A dozen shades slid by. There was sooty black, shiny black, taupe, mahogany, bronze, copper, gold, orange, yellow, peach, ivory, pinky white, pastry white. There was yellow hair, brown hair, black hair; straight hair, straightened hair, curly hair, woolly hair. She saw black eyes in white faces, brown eyes in yellow faces, gray eyes in brown faces, blue eyes in tan faces.
(Nella Larsen, Quicksand)
This chapter continues the discussions of time which informed the previous chapter by exploring the roles of postmodernist theories and debates about racial identities and migration. The argument focuses more particularly on British contexts in order to revisit the journeys invoked in the slave narratives and to examine the impact of ‘new’ Caribbean migrations to Britain.
The chapter develops the analyses of Black migrant identities from the previous chapters by exploring how race is figured in representations of the body and sexuality. Each of the preceding chapters has inquired into constructions of race as ethnographic, cultural and nationalist discourses, placing narratives of Black identity within or against conceptions of history and geography that are continually re-visited and re-articulated.
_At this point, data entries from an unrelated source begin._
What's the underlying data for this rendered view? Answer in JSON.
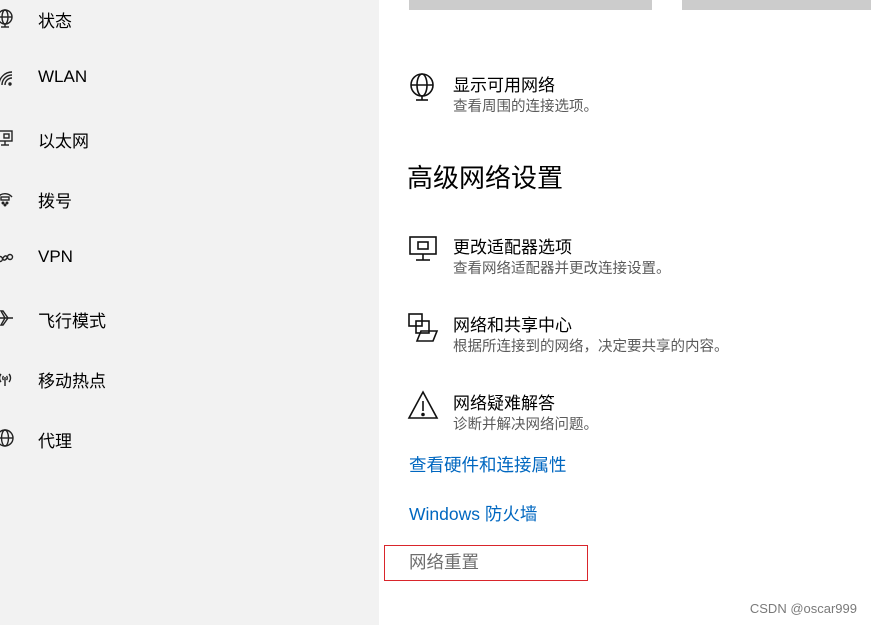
{
  "sidebar": {
    "items": [
      {
        "label": "状态",
        "icon": "status-globe-icon"
      },
      {
        "label": "WLAN",
        "icon": "wifi-icon"
      },
      {
        "label": "以太网",
        "icon": "ethernet-icon"
      },
      {
        "label": "拨号",
        "icon": "dialup-icon"
      },
      {
        "label": "VPN",
        "icon": "vpn-icon"
      },
      {
        "label": "飞行模式",
        "icon": "airplane-icon"
      },
      {
        "label": "移动热点",
        "icon": "hotspot-icon"
      },
      {
        "label": "代理",
        "icon": "proxy-globe-icon"
      }
    ]
  },
  "main": {
    "show_networks": {
      "title": "显示可用网络",
      "desc": "查看周围的连接选项。",
      "icon": "globe-icon"
    },
    "section_title": "高级网络设置",
    "options": [
      {
        "title": "更改适配器选项",
        "desc": "查看网络适配器并更改连接设置。",
        "icon": "adapter-icon"
      },
      {
        "title": "网络和共享中心",
        "desc": "根据所连接到的网络，决定要共享的内容。",
        "icon": "sharing-center-icon"
      },
      {
        "title": "网络疑难解答",
        "desc": "诊断并解决网络问题。",
        "icon": "warning-icon"
      }
    ],
    "links": {
      "hardware": "查看硬件和连接属性",
      "firewall": "Windows 防火墙",
      "reset": "网络重置"
    }
  },
  "watermark": "CSDN @oscar999",
  "colors": {
    "link": "#0067c0",
    "sidebar_bg": "#f2f2f2",
    "highlight_box": "#d9252b"
  }
}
I analyse two texts that return to the territories of Heart of Darkness and A Bend in the River (discussed in Chapter 1), and I attend to the way in which the images and metaphors of colonial narratives are redeployed in African texts. These images of Africa and racial difference, which are exploited in the symbiotic texts of Conrad and Naipaul, reappear in the textual ironies of Tayeb Salih’s Season of Migration to the North and Ama Ata Aidoo’s Our Sister Killjoy. The migrations figured in these novels from Africa to the West also act as an ironic commentary on the enlightenment narratives of pan-Africanist exiles, which are discussed in Chapter 2, and on their investigative, evangelist journeys ‘back’ to Africa. The playful and more serious interrogations into the links between sexuality and race in these texts are taken up and read through two texts by White authors that, through the novel form and through journalistic autobiography, investigate the meanings of race and sexuality approached by Salih and Aidoo.